The Demi-sec is the same wine as for the other versions, it's just the sweetness that is higher since it contains a higher dose of sweet "expedition liqueur". Demi-sec is suitable for those who want a little sweeter aperitif or mainly, for those looking for a sweet and fruity wine to drink together with a dessert with fruit or chocolate.
Brochet also produces a Millésime-Champagne the years considered to be good. The years when the harvest hasn't been totally convincing, the Millésime variant is skipped rather then to compromise on the wine quality. Millésime is produced from Pinot Noir and Chardonnay grape varieties and may be stored much longer than the three years required by law when talking about millesimated Champagne. We taste a Millésime 2006 which is already in its ninth year and is still for sale. The bubbles are small and rises through the glass in a homogeneous string, landing in a cloud of foam on the surface. The aroma is complex with hints of dried fruit, ripe apricots, pears, citrus and white flowers. The taste is fruity and round with great elegance and length. A great champagne.
As if to prove that champagne is eminently possible to store when it is well made, we continue tasting the HBH 1997. HBH means Henri Brochet - Hervieux and is a cuvée which is only launched those years considered to be exceptional. The wine is made of equal parts of Pinot Noir and Chardonnay from the best-exposed fields. The wine is stored in wooden beams (vieillissement sur lattes) for at least 10 years before it goes on sale. A deeper yellow color, very elegant foam with fine bubbles. HBH has in recent years been made -96, -97, -99 and 2002. What is typical for the 1997, is the freshness and the great elegance.
Longterm storage cellar at Louis Brochet
Last but not least, we taste the rosé variant produced in the same proportions as the base segment; 78% Pinot Noir, 15% Chardonnay and 7% Pinot Meunier. The red wine from Pinot noir is mixed with the white wine in different proportions, depending on the vintage. The rosé Champagne is a "meatier" wine with hints of red fruit, mainly cherries and raspberries. The wine is perfect as an aperitif, but also as a festive alternative together with food at the table.
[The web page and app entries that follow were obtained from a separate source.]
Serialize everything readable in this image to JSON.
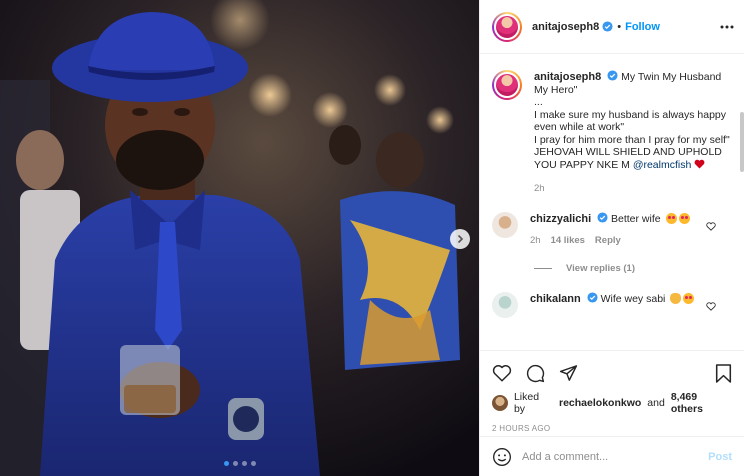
{
  "post": {
    "author": "anitajoseph8",
    "follow_label": "Follow",
    "more_icon": "more-horizontal-icon",
    "verified_color": "#3897f0"
  },
  "caption": {
    "username": "anitajoseph8",
    "lines": [
      "My Twin My Husband My Hero\"",
      "...",
      "I make sure my husband is always happy even while at work\"",
      "I pray for him more than I pray for my self\"",
      "JEHOVAH WILL SHIELD AND UPHOLD YOU PAPPY NKE M"
    ],
    "mention": "@realmcfish",
    "time": "2h"
  },
  "comments": [
    {
      "username": "chizzyalichi",
      "text": "Better wife",
      "time": "2h",
      "likes": "14 likes",
      "reply_label": "Reply",
      "view_replies": "View replies (1)"
    },
    {
      "username": "chikalann",
      "text": "Wife wey sabi"
    }
  ],
  "actions": {
    "like_icon": "heart-icon",
    "comment_icon": "comment-icon",
    "share_icon": "share-icon",
    "save_icon": "bookmark-icon"
  },
  "likes": {
    "prefix": "Liked by",
    "first_user": "rechaelokonkwo",
    "connector": "and",
    "others": "8,469 others"
  },
  "timestamp": "2 HOURS AGO",
  "composer": {
    "placeholder": "Add a comment...",
    "post_label": "Post"
  },
  "carousel": {
    "slides": 4,
    "active": 1
  }
}
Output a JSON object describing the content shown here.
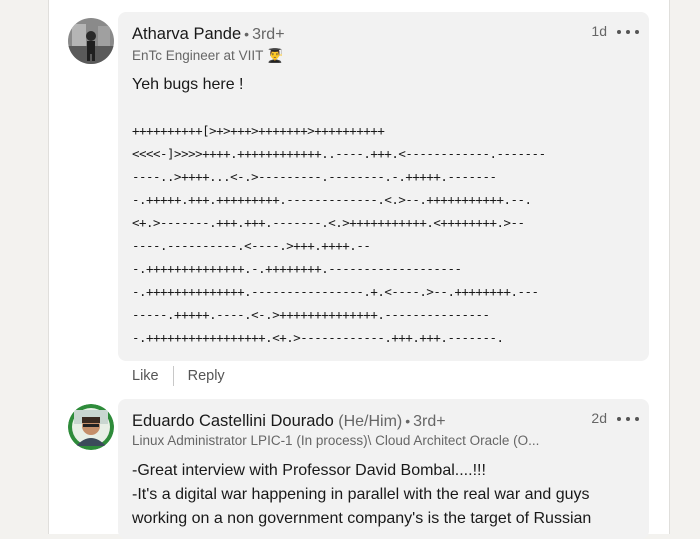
{
  "comments": [
    {
      "author": "Atharva Pande",
      "degree": "3rd+",
      "headline": "EnTc Engineer at VIIT 👨‍🎓",
      "time": "1d",
      "text": "Yeh bugs here !",
      "code": "++++++++++[>+>+++>+++++++>++++++++++\n<<<<-]>>>>++++.++++++++++++..----.+++.<------------.-------\n----..>++++...<-.>---------.--------.-.+++++.-------\n-.+++++.+++.+++++++++.-------------.<.>--.+++++++++++.--.\n<+.>-------.+++.+++.-------.<.>+++++++++++.<++++++++.>--\n----.----------.<----.>+++.++++.--\n-.++++++++++++++.-.++++++++.-------------------\n-.++++++++++++++.----------------.+.<----.>--.++++++++.---\n-----.+++++.----.<-.>++++++++++++++.---------------\n-.+++++++++++++++++.<+.>------------.+++.+++.-------.",
      "actions": {
        "like": "Like",
        "reply": "Reply"
      }
    },
    {
      "author": "Eduardo Castellini Dourado",
      "pronouns": "(He/Him)",
      "degree": "3rd+",
      "headline": "Linux Administrator LPIC-1 (In process)\\ Cloud Architect Oracle (O...",
      "time": "2d",
      "lines": [
        "-Great interview with Professor David Bombal....!!!",
        "-It's a digital war happening in parallel with the real war and guys",
        "working on a non government company's is the target of Russian"
      ]
    }
  ],
  "colors": {
    "bubble": "#f2f2f2",
    "page": "#f3f2ef",
    "muted": "#666666"
  },
  "icons": {
    "more": "more-icon"
  }
}
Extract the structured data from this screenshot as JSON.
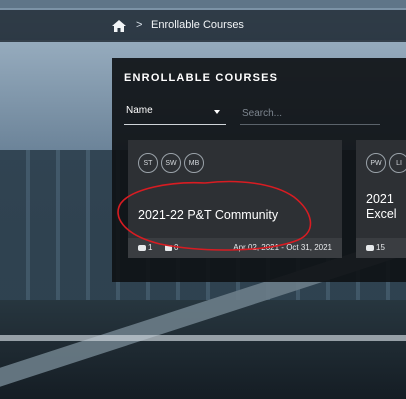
{
  "breadcrumb": {
    "home_icon": "home-icon",
    "separator": ">",
    "current": "Enrollable Courses"
  },
  "panel": {
    "title": "ENROLLABLE COURSES",
    "sort_select": {
      "value": "Name"
    },
    "search": {
      "placeholder": "Search..."
    }
  },
  "cards": [
    {
      "tags": [
        "ST",
        "SW",
        "MB"
      ],
      "title": "2021-22 P&T Community",
      "users": "1",
      "documents": "0",
      "dates": "Apr 02, 2021 - Oct 31, 2021"
    },
    {
      "tags": [
        "PW",
        "LI"
      ],
      "title_line1": "2021",
      "title_line2": "Excel",
      "users": "15"
    }
  ],
  "colors": {
    "annotation": "#d81c22",
    "panel_bg": "#0f1216",
    "card_bg": "#2d3034"
  }
}
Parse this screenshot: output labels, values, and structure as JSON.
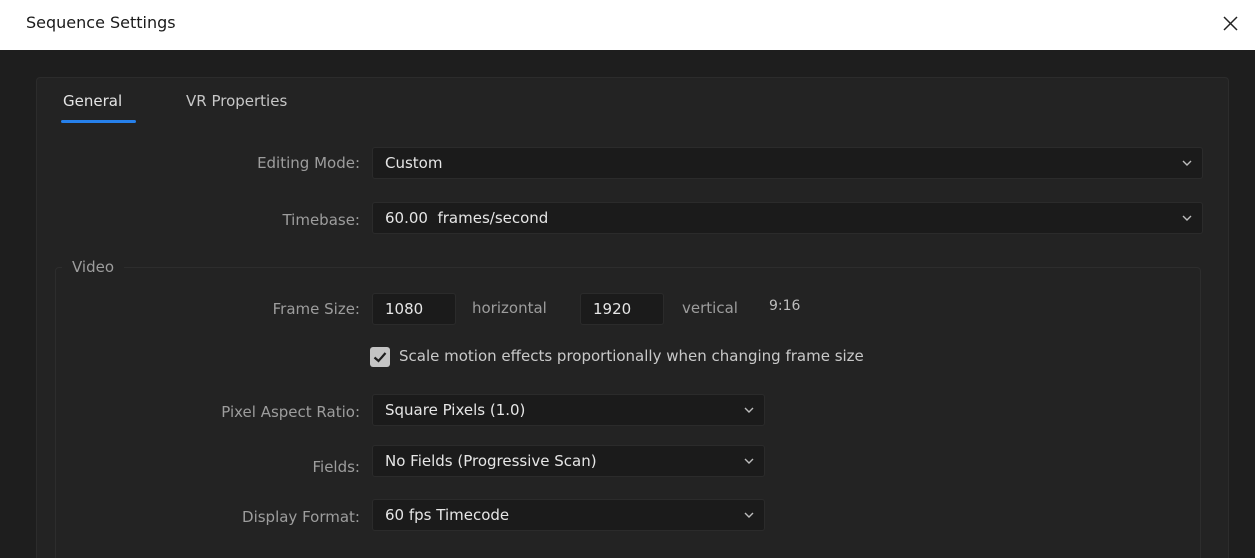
{
  "window": {
    "title": "Sequence Settings"
  },
  "tabs": [
    {
      "label": "General",
      "active": true
    },
    {
      "label": "VR Properties",
      "active": false
    }
  ],
  "general": {
    "editing_mode": {
      "label": "Editing Mode:",
      "value": "Custom"
    },
    "timebase": {
      "label": "Timebase:",
      "value": "60.00  frames/second"
    }
  },
  "video": {
    "legend": "Video",
    "frame_size": {
      "label": "Frame Size:",
      "horizontal_value": "1080",
      "horizontal_label": "horizontal",
      "vertical_value": "1920",
      "vertical_label": "vertical",
      "aspect": "9:16"
    },
    "scale_motion": {
      "label": "Scale motion effects proportionally when changing frame size",
      "checked": true
    },
    "pixel_aspect_ratio": {
      "label": "Pixel Aspect Ratio:",
      "value": "Square Pixels (1.0)"
    },
    "fields": {
      "label": "Fields:",
      "value": "No Fields (Progressive Scan)"
    },
    "display_format": {
      "label": "Display Format:",
      "value": "60 fps Timecode"
    }
  },
  "colors": {
    "accent": "#2680eb",
    "background": "#1e1e1e",
    "panel": "#232323"
  }
}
Just as Pol Roger deemed to have been Churchill's favorite champagne has also Louis Brochet been a celebrity favorite. Hergé who designed the Tintin cartoons was a big fan of champagne and like many other Belgians, he often came to Champagne to fill up the baggage with his favorite beverage. Hergé loved Brochet-Hervieux, as the champagne house was called at that time and he often came visiting the property. Hergé has actually, as a tribute to his favorite champagne, designed Captain Haddock on page 55 of "Destination Moon", striving with an errant champagne bottle from Brochet-Hervieux. The cork finally goes off and ends up in the throat of Captain Haddock ...
From our side, we do like Hergé and ensure that our inventory is filled and say thank you for a nice visit in Champagne!